Classic car insurance, or collector car insurance, is a special type of policy that helps protect antique or classic cars.
Classic car insurance requirements can vary, so we’re covering how classic car insurance differs from personal auto insurance and how to determine if it’s right for you.
What Is Considered A Classic Car?
There’s no singular definition for what makes a car a classic. In fact, the list of “classic cars” is pretty extensive depending on who you ask.
The Classic Car Club of America (CCCA) defines a classic car as a vehicle manufactured from 1915 to 1948. However, many people use the term “classic car” to refer to vintage, antique, and collector cars manufactured well outside that time frame.
A more inclusive definition of classic car types refers to any of the following:
- Antique and vintage vehicles
- Classic military and military vehicles
- Classic tractors and trucks
- Custom, exotic, and luxury vehicles
- Kit cars and replicas
- Modified vehicles (hotrods, tuners, lowriders, and resto-mods)
- Motorcycles and scooters
- Muscles cars, sports cars, and race cars
- Restorations in progress
- Retired commercial vehicles (fire trucks, milk trucks, hearses)
- Newer collector vehicles
Classic cars are generally defined as cars that maintain their value or appreciate in value, and they are used primarily for pleasure rather than for everyday use.
What Are Classic Car Insurance Requirements?
Now that we’ve defined what makes a car classic, let’s talk about classic car insurance requirements. It’s important to note that a car’s age alone is not enough to qualify for specialized classic car insurance. There are 4 additional criteria most insurers look for.
1. Limited Use
Your classic car cannot be used for everyday commuting and errands. In some cases, you may also be required to prove you own a primary car for everyday use.
2. Travel To Car Shows
Travel to car shows and meetings is allowed under the limited-use provision of certain classic car insurance policies, but not all. Insurers may provide specialized coverage to car shows and meetings if that travel isn’t included in your policy.
You should check with your insurer to see if there are travel restrictions if you plan to take regular, multi-day, or high-mileage drives in your classic vehicle.
When not in use, classic car insurance policies usually require you to store your vehicle in a locked, enclosed, private structure like a residential garage or storage unit.
Carports, driveways, and other storage areas may be accepted depending on the insurer.
4. Driving Record
Serious offenses on your driving record in the past 3 years can disqualify you from a classic car insurance policy. Serious infractions include reckless driving, repeat speeding violations, or driving while intoxicated.

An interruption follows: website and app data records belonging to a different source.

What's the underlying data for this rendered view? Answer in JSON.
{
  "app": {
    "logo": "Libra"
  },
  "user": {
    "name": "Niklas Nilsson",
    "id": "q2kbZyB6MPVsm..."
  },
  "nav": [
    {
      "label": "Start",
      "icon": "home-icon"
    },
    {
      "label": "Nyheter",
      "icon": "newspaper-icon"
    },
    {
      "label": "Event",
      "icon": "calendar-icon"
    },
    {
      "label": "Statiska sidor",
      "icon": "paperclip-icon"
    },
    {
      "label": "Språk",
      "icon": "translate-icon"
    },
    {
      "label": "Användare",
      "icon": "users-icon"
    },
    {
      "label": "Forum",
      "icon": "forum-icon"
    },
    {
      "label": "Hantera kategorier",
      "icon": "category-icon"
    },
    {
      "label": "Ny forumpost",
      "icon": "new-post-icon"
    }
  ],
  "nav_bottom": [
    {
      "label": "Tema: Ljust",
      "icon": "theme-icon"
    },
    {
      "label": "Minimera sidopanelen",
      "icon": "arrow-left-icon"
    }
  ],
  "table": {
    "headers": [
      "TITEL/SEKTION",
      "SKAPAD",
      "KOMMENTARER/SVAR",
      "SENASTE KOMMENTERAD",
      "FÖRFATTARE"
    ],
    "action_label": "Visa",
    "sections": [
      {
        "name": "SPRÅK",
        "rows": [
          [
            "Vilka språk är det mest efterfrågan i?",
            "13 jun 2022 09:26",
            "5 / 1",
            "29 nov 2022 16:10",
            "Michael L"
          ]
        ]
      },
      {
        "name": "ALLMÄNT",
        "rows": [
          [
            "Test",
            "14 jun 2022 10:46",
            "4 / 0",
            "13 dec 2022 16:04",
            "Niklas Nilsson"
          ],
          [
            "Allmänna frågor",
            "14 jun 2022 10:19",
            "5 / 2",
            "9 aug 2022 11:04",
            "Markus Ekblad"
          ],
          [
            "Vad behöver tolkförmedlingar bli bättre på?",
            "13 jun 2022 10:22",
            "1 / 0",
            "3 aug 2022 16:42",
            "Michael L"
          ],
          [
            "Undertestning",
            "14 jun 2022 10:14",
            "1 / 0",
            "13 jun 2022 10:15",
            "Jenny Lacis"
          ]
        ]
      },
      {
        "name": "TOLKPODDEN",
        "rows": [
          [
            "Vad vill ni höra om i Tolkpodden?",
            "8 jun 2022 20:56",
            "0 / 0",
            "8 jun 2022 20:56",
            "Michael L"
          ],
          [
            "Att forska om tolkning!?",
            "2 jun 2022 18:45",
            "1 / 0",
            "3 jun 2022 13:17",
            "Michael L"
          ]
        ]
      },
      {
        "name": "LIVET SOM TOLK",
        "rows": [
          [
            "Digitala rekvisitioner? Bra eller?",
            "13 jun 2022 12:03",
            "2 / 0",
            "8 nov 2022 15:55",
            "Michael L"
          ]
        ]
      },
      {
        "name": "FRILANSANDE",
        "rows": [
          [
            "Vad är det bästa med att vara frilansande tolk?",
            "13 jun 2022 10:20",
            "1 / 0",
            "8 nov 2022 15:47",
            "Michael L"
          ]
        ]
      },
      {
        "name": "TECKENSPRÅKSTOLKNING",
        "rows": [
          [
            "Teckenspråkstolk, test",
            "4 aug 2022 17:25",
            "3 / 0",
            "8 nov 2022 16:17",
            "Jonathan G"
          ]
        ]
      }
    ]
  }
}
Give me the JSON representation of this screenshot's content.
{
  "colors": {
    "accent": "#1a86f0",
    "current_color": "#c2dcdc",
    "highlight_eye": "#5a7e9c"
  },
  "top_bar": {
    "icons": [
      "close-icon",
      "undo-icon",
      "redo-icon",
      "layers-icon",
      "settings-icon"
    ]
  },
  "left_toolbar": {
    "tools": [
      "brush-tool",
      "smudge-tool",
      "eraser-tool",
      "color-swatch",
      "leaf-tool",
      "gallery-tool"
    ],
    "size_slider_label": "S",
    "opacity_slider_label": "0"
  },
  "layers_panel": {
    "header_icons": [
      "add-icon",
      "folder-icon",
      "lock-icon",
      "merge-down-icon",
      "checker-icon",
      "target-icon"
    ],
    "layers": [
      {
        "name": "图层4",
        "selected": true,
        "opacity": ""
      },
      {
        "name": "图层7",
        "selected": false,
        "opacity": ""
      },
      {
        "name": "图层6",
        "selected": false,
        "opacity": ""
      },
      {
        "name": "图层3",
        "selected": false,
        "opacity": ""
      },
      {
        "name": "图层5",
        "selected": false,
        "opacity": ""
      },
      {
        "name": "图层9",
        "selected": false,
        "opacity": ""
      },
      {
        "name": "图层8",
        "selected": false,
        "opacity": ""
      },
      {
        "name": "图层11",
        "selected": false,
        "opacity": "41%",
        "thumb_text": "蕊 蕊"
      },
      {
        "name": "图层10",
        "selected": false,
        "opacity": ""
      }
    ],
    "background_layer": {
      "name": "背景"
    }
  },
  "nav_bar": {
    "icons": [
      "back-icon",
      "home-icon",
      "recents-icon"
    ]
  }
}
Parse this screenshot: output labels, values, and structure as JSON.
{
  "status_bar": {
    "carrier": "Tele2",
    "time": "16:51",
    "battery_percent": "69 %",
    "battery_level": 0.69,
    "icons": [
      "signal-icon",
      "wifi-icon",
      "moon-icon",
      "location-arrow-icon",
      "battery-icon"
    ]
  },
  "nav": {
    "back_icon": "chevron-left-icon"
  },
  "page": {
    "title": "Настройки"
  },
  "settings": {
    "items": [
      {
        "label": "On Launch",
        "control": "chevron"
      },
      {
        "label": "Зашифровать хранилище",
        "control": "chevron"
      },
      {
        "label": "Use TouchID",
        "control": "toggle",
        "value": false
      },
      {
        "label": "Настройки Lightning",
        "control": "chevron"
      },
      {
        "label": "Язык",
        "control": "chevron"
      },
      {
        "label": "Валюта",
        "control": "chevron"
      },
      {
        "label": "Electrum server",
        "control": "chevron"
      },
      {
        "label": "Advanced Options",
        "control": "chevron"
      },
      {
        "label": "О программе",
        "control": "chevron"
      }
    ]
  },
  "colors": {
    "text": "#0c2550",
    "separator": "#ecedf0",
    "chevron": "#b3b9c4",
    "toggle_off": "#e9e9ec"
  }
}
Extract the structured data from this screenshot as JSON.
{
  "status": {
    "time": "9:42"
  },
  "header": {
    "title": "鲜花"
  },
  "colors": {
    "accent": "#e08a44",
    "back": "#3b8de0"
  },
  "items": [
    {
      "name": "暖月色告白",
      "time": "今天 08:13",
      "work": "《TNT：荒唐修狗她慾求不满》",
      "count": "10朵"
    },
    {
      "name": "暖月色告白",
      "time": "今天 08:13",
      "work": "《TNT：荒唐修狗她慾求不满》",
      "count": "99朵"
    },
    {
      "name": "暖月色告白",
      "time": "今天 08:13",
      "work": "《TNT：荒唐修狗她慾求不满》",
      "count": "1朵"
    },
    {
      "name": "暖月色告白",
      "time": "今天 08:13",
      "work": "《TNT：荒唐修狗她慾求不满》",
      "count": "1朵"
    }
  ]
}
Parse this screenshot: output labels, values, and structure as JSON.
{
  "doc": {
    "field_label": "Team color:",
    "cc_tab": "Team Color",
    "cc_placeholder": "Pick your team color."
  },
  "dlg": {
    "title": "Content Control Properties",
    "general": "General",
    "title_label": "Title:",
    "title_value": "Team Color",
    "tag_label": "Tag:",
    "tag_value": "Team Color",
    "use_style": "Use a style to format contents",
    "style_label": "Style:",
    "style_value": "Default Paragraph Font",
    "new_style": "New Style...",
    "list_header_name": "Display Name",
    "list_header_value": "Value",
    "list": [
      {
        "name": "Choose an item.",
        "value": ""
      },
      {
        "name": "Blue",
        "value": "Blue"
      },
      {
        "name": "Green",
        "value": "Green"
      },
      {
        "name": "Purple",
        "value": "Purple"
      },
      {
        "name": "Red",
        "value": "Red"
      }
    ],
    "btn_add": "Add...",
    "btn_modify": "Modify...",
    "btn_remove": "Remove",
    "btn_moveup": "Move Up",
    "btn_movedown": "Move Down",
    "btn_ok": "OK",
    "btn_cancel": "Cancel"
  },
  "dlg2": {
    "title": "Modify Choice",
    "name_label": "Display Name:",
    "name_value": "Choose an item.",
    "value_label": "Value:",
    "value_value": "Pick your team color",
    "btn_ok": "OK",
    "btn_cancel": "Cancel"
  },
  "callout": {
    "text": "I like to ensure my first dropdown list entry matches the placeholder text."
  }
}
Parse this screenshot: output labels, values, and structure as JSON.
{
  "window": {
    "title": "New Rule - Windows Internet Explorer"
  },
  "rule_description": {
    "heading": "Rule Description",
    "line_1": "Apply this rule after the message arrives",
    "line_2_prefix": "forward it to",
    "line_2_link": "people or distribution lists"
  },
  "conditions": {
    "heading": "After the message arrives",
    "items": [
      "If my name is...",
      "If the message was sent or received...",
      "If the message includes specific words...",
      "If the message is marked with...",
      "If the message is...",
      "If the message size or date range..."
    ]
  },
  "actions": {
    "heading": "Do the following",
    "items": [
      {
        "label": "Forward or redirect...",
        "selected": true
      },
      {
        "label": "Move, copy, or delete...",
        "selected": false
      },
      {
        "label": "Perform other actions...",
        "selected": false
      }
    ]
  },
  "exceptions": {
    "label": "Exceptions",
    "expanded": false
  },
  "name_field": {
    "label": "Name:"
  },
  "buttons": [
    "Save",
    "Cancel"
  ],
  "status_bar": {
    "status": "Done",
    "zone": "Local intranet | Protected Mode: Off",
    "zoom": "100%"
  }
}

It’s important to note that not all “special” vehicles meet classic car insurance requirements. Some insurers don’t cover vintage off-road vehicles, for instance. Vehicles in poor condition or vehicles that have been previously damaged may also be denied coverage.
The following types of vehicles are usually not covered by classic car insurance:
- Daily use vehicles
- Off-road and recreational vehicles
- Commercial vehicles in current use
Different states also have different criteria for what constitutes a classic vehicle, including but not limited to age, weight, usage, or manufacturing.
Some insurers will consider a car classic if it’s only 10 years old but of special interest. Some may not. Remember you can also insure more than just classic cars. You can insure motorcycles, vintage tractors, military vehicles, and more depending on your insurer’s policies.
Classic Car Insurance vs. Regular Car Insurance
Classic, collectible, or antique cars aren’t like ordinary cars in that regular auto insurance is not sufficient to protect these vehicles against damage or loss.
Classic car insurance policies usually cover physical damage to your classic car (comprehensive and collision coverage), damages/injuries you cause to others (liability coverage), roadside assistance, and other optional coverages for things like spare part replacement.
Additional coverage that insurers account for in classic vehicles usually falls into 3 categories:
1. Value And Appreciation
Classic car insurance typically covers you up to an agreed-upon value between you and your insurer. Regular auto insurance typically doesn’t offer as much coverage.
Unlike everyday vehicles that depreciate in value over time, your classic car may retain its value or even gain value over time. Your insurer will help you determine the value of your classic car, and you’ll likely have to adjust your coverage if the value of your car appreciates.
2. Specialized Repair And Restoration
Restoring vintage or classic vehicles is typically more expensive than repairs at a traditional auto body repair shop. Your policy should offer you flexibility in covering these more expensive repairs, even if the cost is two to three times as much.
3. Special Towing And Spare Parts
Transporting a classic car tends to be more expensive, so the towing services offered to you by your insurer should reflect that. Finding spare parts for classic vehicles also tends to be more difficult and more expensive, so spare parts coverage should be aligned with those higher costs as well.